(Component data from apps and pages)
---

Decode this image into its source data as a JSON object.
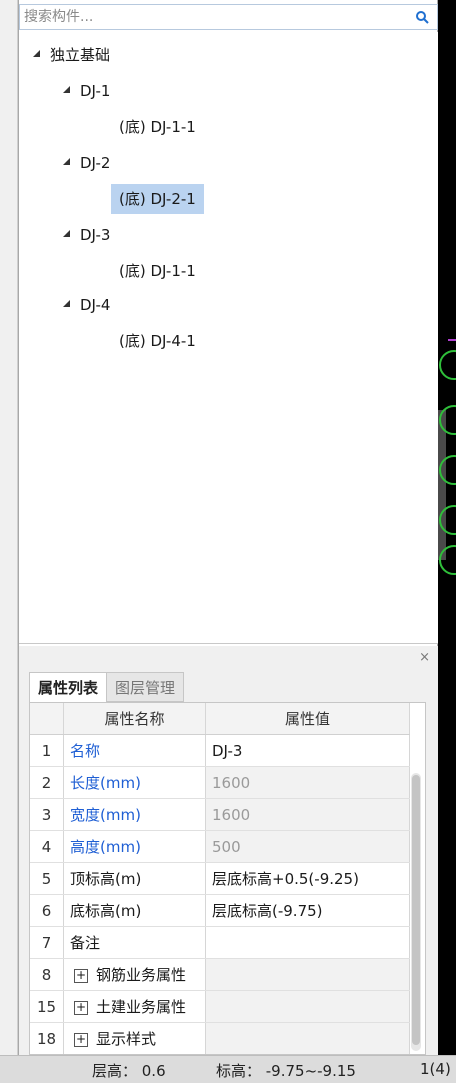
{
  "search": {
    "placeholder": "搜索构件...",
    "value": ""
  },
  "tree": {
    "root": "独立基础",
    "groups": [
      {
        "label": "DJ-1",
        "child": "(底) DJ-1-1"
      },
      {
        "label": "DJ-2",
        "child": "(底) DJ-2-1"
      },
      {
        "label": "DJ-3",
        "child": "(底) DJ-1-1"
      },
      {
        "label": "DJ-4",
        "child": "(底) DJ-4-1"
      }
    ]
  },
  "props": {
    "close": "×",
    "tabs": [
      "属性列表",
      "图层管理"
    ],
    "headers": [
      "属性名称",
      "属性值"
    ],
    "rows": [
      {
        "num": "1",
        "name": "名称",
        "value": "DJ-3"
      },
      {
        "num": "2",
        "name": "长度(mm)",
        "value": "1600"
      },
      {
        "num": "3",
        "name": "宽度(mm)",
        "value": "1600"
      },
      {
        "num": "4",
        "name": "高度(mm)",
        "value": "500"
      },
      {
        "num": "5",
        "name": "顶标高(m)",
        "value": "层底标高+0.5(-9.25)"
      },
      {
        "num": "6",
        "name": "底标高(m)",
        "value": "层底标高(-9.75)"
      },
      {
        "num": "7",
        "name": "备注",
        "value": ""
      },
      {
        "num": "8",
        "name": "钢筋业务属性",
        "value": ""
      },
      {
        "num": "15",
        "name": "土建业务属性",
        "value": ""
      },
      {
        "num": "18",
        "name": "显示样式",
        "value": ""
      }
    ],
    "expand": "+"
  },
  "status": {
    "layer_height": "层高： 0.6",
    "elevation": "标高： -9.75~-9.15",
    "page": "1(4)"
  },
  "colors": {
    "selection": "#bad3f0",
    "link_blue": "#1f5fd4"
  },
  "icons": [
    "search-icon",
    "expand-triangle-icon",
    "plus-expand-icon",
    "close-icon"
  ]
}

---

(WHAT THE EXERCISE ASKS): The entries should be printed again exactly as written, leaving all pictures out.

(TASK SOLUTION):
Decode this image into its source data as a JSON object.
{
  "search": {
    "placeholder": "搜索构件...",
    "value": ""
  },
  "tree": {
    "root": "独立基础",
    "groups": [
      {
        "label": "DJ-1",
        "child": "(底) DJ-1-1"
      },
      {
        "label": "DJ-2",
        "child": "(底) DJ-2-1"
      },
      {
        "label": "DJ-3",
        "child": "(底) DJ-1-1"
      },
      {
        "label": "DJ-4",
        "child": "(底) DJ-4-1"
      }
    ]
  },
  "props": {
    "close": "×",
    "tabs": [
      "属性列表",
      "图层管理"
    ],
    "headers": [
      "属性名称",
      "属性值"
    ],
    "rows": [
      {
        "num": "1",
        "name": "名称",
        "value": "DJ-3"
      },
      {
        "num": "2",
        "name": "长度(mm)",
        "value": "1600"
      },
      {
        "num": "3",
        "name": "宽度(mm)",
        "value": "1600"
      },
      {
        "num": "4",
        "name": "高度(mm)",
        "value": "500"
      },
      {
        "num": "5",
        "name": "顶标高(m)",
        "value": "层底标高+0.5(-9.25)"
      },
      {
        "num": "6",
        "name": "底标高(m)",
        "value": "层底标高(-9.75)"
      },
      {
        "num": "7",
        "name": "备注",
        "value": ""
      },
      {
        "num": "8",
        "name": "钢筋业务属性",
        "value": ""
      },
      {
        "num": "15",
        "name": "土建业务属性",
        "value": ""
      },
      {
        "num": "18",
        "name": "显示样式",
        "value": ""
      }
    ],
    "expand": "+"
  },
  "status": {
    "layer_height": "层高： 0.6",
    "elevation": "标高： -9.75~-9.15",
    "page": "1(4)"
  },
  "colors": {
    "selection": "#bad3f0",
    "link_blue": "#1f5fd4"
  },
  "icons": [
    "search-icon",
    "expand-triangle-icon",
    "plus-expand-icon",
    "close-icon"
  ]
}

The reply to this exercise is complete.